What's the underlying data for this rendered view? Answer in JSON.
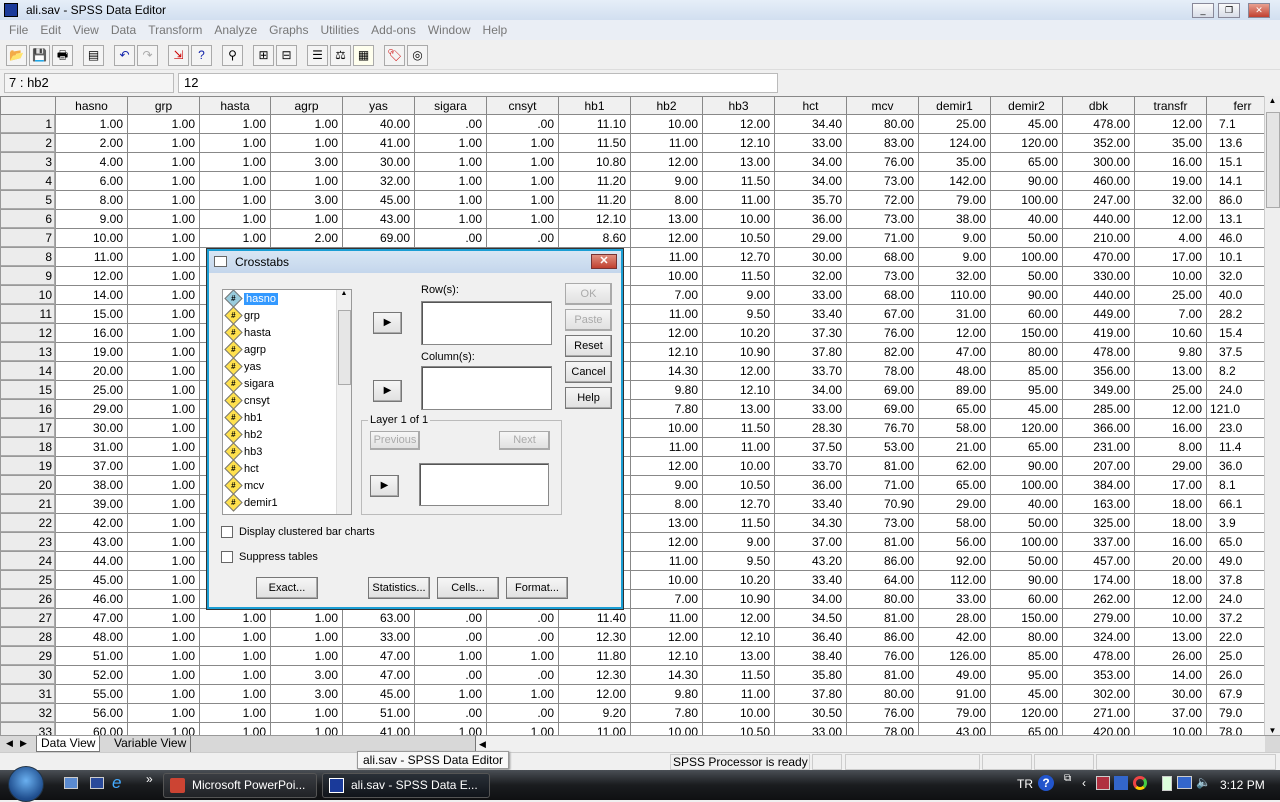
{
  "window": {
    "title": "ali.sav - SPSS Data Editor",
    "app_icon_text": "SPSS"
  },
  "menu": [
    "File",
    "Edit",
    "View",
    "Data",
    "Transform",
    "Analyze",
    "Graphs",
    "Utilities",
    "Add-ons",
    "Window",
    "Help"
  ],
  "toolbar": [
    "open-icon",
    "save-icon",
    "print-icon",
    "dialog-recall-icon",
    "undo-icon",
    "redo-icon",
    "goto-case-icon",
    "variables-icon",
    "find-icon",
    "insert-cases-icon",
    "insert-variable-icon",
    "split-file-icon",
    "weight-cases-icon",
    "select-cases-icon",
    "value-labels-icon",
    "use-sets-icon"
  ],
  "cell_editor": {
    "ref": "7 : hb2",
    "value": "12"
  },
  "grid": {
    "columns": [
      "hasno",
      "grp",
      "hasta",
      "agrp",
      "yas",
      "sigara",
      "cnsyt",
      "hb1",
      "hb2",
      "hb3",
      "hct",
      "mcv",
      "demir1",
      "demir2",
      "dbk",
      "transfr",
      "ferr"
    ],
    "rows": [
      [
        "1",
        "1.00",
        "1.00",
        "1.00",
        "1.00",
        "40.00",
        ".00",
        ".00",
        "11.10",
        "10.00",
        "12.00",
        "34.40",
        "80.00",
        "25.00",
        "45.00",
        "478.00",
        "12.00",
        "7.1"
      ],
      [
        "2",
        "2.00",
        "1.00",
        "1.00",
        "1.00",
        "41.00",
        "1.00",
        "1.00",
        "11.50",
        "11.00",
        "12.10",
        "33.00",
        "83.00",
        "124.00",
        "120.00",
        "352.00",
        "35.00",
        "13.6"
      ],
      [
        "3",
        "4.00",
        "1.00",
        "1.00",
        "3.00",
        "30.00",
        "1.00",
        "1.00",
        "10.80",
        "12.00",
        "13.00",
        "34.00",
        "76.00",
        "35.00",
        "65.00",
        "300.00",
        "16.00",
        "15.1"
      ],
      [
        "4",
        "6.00",
        "1.00",
        "1.00",
        "1.00",
        "32.00",
        "1.00",
        "1.00",
        "11.20",
        "9.00",
        "11.50",
        "34.00",
        "73.00",
        "142.00",
        "90.00",
        "460.00",
        "19.00",
        "14.1"
      ],
      [
        "5",
        "8.00",
        "1.00",
        "1.00",
        "3.00",
        "45.00",
        "1.00",
        "1.00",
        "11.20",
        "8.00",
        "11.00",
        "35.70",
        "72.00",
        "79.00",
        "100.00",
        "247.00",
        "32.00",
        "86.0"
      ],
      [
        "6",
        "9.00",
        "1.00",
        "1.00",
        "1.00",
        "43.00",
        "1.00",
        "1.00",
        "12.10",
        "13.00",
        "10.00",
        "36.00",
        "73.00",
        "38.00",
        "40.00",
        "440.00",
        "12.00",
        "13.1"
      ],
      [
        "7",
        "10.00",
        "1.00",
        "1.00",
        "2.00",
        "69.00",
        ".00",
        ".00",
        "8.60",
        "12.00",
        "10.50",
        "29.00",
        "71.00",
        "9.00",
        "50.00",
        "210.00",
        "4.00",
        "46.0"
      ],
      [
        "8",
        "11.00",
        "1.00",
        "",
        "",
        "",
        "",
        "",
        "",
        "11.00",
        "12.70",
        "30.00",
        "68.00",
        "9.00",
        "100.00",
        "470.00",
        "17.00",
        "10.1"
      ],
      [
        "9",
        "12.00",
        "1.00",
        "",
        "",
        "",
        "",
        "",
        "",
        "10.00",
        "11.50",
        "32.00",
        "73.00",
        "32.00",
        "50.00",
        "330.00",
        "10.00",
        "32.0"
      ],
      [
        "10",
        "14.00",
        "1.00",
        "",
        "",
        "",
        "",
        "",
        "",
        "7.00",
        "9.00",
        "33.00",
        "68.00",
        "110.00",
        "90.00",
        "440.00",
        "25.00",
        "40.0"
      ],
      [
        "11",
        "15.00",
        "1.00",
        "",
        "",
        "",
        "",
        "",
        "",
        "11.00",
        "9.50",
        "33.40",
        "67.00",
        "31.00",
        "60.00",
        "449.00",
        "7.00",
        "28.2"
      ],
      [
        "12",
        "16.00",
        "1.00",
        "",
        "",
        "",
        "",
        "",
        "",
        "12.00",
        "10.20",
        "37.30",
        "76.00",
        "12.00",
        "150.00",
        "419.00",
        "10.60",
        "15.4"
      ],
      [
        "13",
        "19.00",
        "1.00",
        "",
        "",
        "",
        "",
        "",
        "",
        "12.10",
        "10.90",
        "37.80",
        "82.00",
        "47.00",
        "80.00",
        "478.00",
        "9.80",
        "37.5"
      ],
      [
        "14",
        "20.00",
        "1.00",
        "",
        "",
        "",
        "",
        "",
        "",
        "14.30",
        "12.00",
        "33.70",
        "78.00",
        "48.00",
        "85.00",
        "356.00",
        "13.00",
        "8.2"
      ],
      [
        "15",
        "25.00",
        "1.00",
        "",
        "",
        "",
        "",
        "",
        "",
        "9.80",
        "12.10",
        "34.00",
        "69.00",
        "89.00",
        "95.00",
        "349.00",
        "25.00",
        "24.0"
      ],
      [
        "16",
        "29.00",
        "1.00",
        "",
        "",
        "",
        "",
        "",
        "",
        "7.80",
        "13.00",
        "33.00",
        "69.00",
        "65.00",
        "45.00",
        "285.00",
        "12.00",
        "121.0"
      ],
      [
        "17",
        "30.00",
        "1.00",
        "",
        "",
        "",
        "",
        "",
        "",
        "10.00",
        "11.50",
        "28.30",
        "76.70",
        "58.00",
        "120.00",
        "366.00",
        "16.00",
        "23.0"
      ],
      [
        "18",
        "31.00",
        "1.00",
        "",
        "",
        "",
        "",
        "",
        "",
        "11.00",
        "11.00",
        "37.50",
        "53.00",
        "21.00",
        "65.00",
        "231.00",
        "8.00",
        "11.4"
      ],
      [
        "19",
        "37.00",
        "1.00",
        "",
        "",
        "",
        "",
        "",
        "",
        "12.00",
        "10.00",
        "33.70",
        "81.00",
        "62.00",
        "90.00",
        "207.00",
        "29.00",
        "36.0"
      ],
      [
        "20",
        "38.00",
        "1.00",
        "",
        "",
        "",
        "",
        "",
        "",
        "9.00",
        "10.50",
        "36.00",
        "71.00",
        "65.00",
        "100.00",
        "384.00",
        "17.00",
        "8.1"
      ],
      [
        "21",
        "39.00",
        "1.00",
        "",
        "",
        "",
        "",
        "",
        "",
        "8.00",
        "12.70",
        "33.40",
        "70.90",
        "29.00",
        "40.00",
        "163.00",
        "18.00",
        "66.1"
      ],
      [
        "22",
        "42.00",
        "1.00",
        "",
        "",
        "",
        "",
        "",
        "",
        "13.00",
        "11.50",
        "34.30",
        "73.00",
        "58.00",
        "50.00",
        "325.00",
        "18.00",
        "3.9"
      ],
      [
        "23",
        "43.00",
        "1.00",
        "",
        "",
        "",
        "",
        "",
        "",
        "12.00",
        "9.00",
        "37.00",
        "81.00",
        "56.00",
        "100.00",
        "337.00",
        "16.00",
        "65.0"
      ],
      [
        "24",
        "44.00",
        "1.00",
        "",
        "",
        "",
        "",
        "",
        "",
        "11.00",
        "9.50",
        "43.20",
        "86.00",
        "92.00",
        "50.00",
        "457.00",
        "20.00",
        "49.0"
      ],
      [
        "25",
        "45.00",
        "1.00",
        "",
        "",
        "",
        "",
        "",
        "",
        "10.00",
        "10.20",
        "33.40",
        "64.00",
        "112.00",
        "90.00",
        "174.00",
        "18.00",
        "37.8"
      ],
      [
        "26",
        "46.00",
        "1.00",
        "",
        "",
        "",
        "",
        "",
        "",
        "7.00",
        "10.90",
        "34.00",
        "80.00",
        "33.00",
        "60.00",
        "262.00",
        "12.00",
        "24.0"
      ],
      [
        "27",
        "47.00",
        "1.00",
        "1.00",
        "1.00",
        "63.00",
        ".00",
        ".00",
        "11.40",
        "11.00",
        "12.00",
        "34.50",
        "81.00",
        "28.00",
        "150.00",
        "279.00",
        "10.00",
        "37.2"
      ],
      [
        "28",
        "48.00",
        "1.00",
        "1.00",
        "1.00",
        "33.00",
        ".00",
        ".00",
        "12.30",
        "12.00",
        "12.10",
        "36.40",
        "86.00",
        "42.00",
        "80.00",
        "324.00",
        "13.00",
        "22.0"
      ],
      [
        "29",
        "51.00",
        "1.00",
        "1.00",
        "1.00",
        "47.00",
        "1.00",
        "1.00",
        "11.80",
        "12.10",
        "13.00",
        "38.40",
        "76.00",
        "126.00",
        "85.00",
        "478.00",
        "26.00",
        "25.0"
      ],
      [
        "30",
        "52.00",
        "1.00",
        "1.00",
        "3.00",
        "47.00",
        ".00",
        ".00",
        "12.30",
        "14.30",
        "11.50",
        "35.80",
        "81.00",
        "49.00",
        "95.00",
        "353.00",
        "14.00",
        "26.0"
      ],
      [
        "31",
        "55.00",
        "1.00",
        "1.00",
        "3.00",
        "45.00",
        "1.00",
        "1.00",
        "12.00",
        "9.80",
        "11.00",
        "37.80",
        "80.00",
        "91.00",
        "45.00",
        "302.00",
        "30.00",
        "67.9"
      ],
      [
        "32",
        "56.00",
        "1.00",
        "1.00",
        "1.00",
        "51.00",
        ".00",
        ".00",
        "9.20",
        "7.80",
        "10.00",
        "30.50",
        "76.00",
        "79.00",
        "120.00",
        "271.00",
        "37.00",
        "79.0"
      ],
      [
        "33",
        "60.00",
        "1.00",
        "1.00",
        "1.00",
        "41.00",
        "1.00",
        "1.00",
        "11.00",
        "10.00",
        "10.50",
        "33.00",
        "78.00",
        "43.00",
        "65.00",
        "420.00",
        "10.00",
        "78.0"
      ]
    ]
  },
  "tabs": {
    "data_view": "Data View",
    "variable_view": "Variable View"
  },
  "status": {
    "processor": "SPSS Processor  is ready"
  },
  "tooltip": "ali.sav - SPSS Data Editor",
  "dialog": {
    "title": "Crosstabs",
    "variables": [
      "hasno",
      "grp",
      "hasta",
      "agrp",
      "yas",
      "sigara",
      "cnsyt",
      "hb1",
      "hb2",
      "hb3",
      "hct",
      "mcv",
      "demir1"
    ],
    "selected_variable": "hasno",
    "rows_label": "Row(s):",
    "columns_label": "Column(s):",
    "layer_label": "Layer 1 of 1",
    "previous": "Previous",
    "next": "Next",
    "ok": "OK",
    "paste": "Paste",
    "reset": "Reset",
    "cancel": "Cancel",
    "help": "Help",
    "clustered_bar": "Display clustered bar charts",
    "suppress_tables": "Suppress tables",
    "exact": "Exact...",
    "statistics": "Statistics...",
    "cells": "Cells...",
    "format": "Format..."
  },
  "taskbar": {
    "tasks": [
      "Microsoft PowerPoi...",
      "ali.sav - SPSS Data E..."
    ],
    "language": "TR",
    "clock": "3:12 PM"
  }
}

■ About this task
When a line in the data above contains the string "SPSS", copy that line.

■ Solution to this task
    "title": "ali.sav - SPSS Data Editor",
    "app_icon_text": "SPSS"
    "processor": "SPSS Processor  is ready"
  "tooltip": "ali.sav - SPSS Data Editor",
      "ali.sav - SPSS Data E..."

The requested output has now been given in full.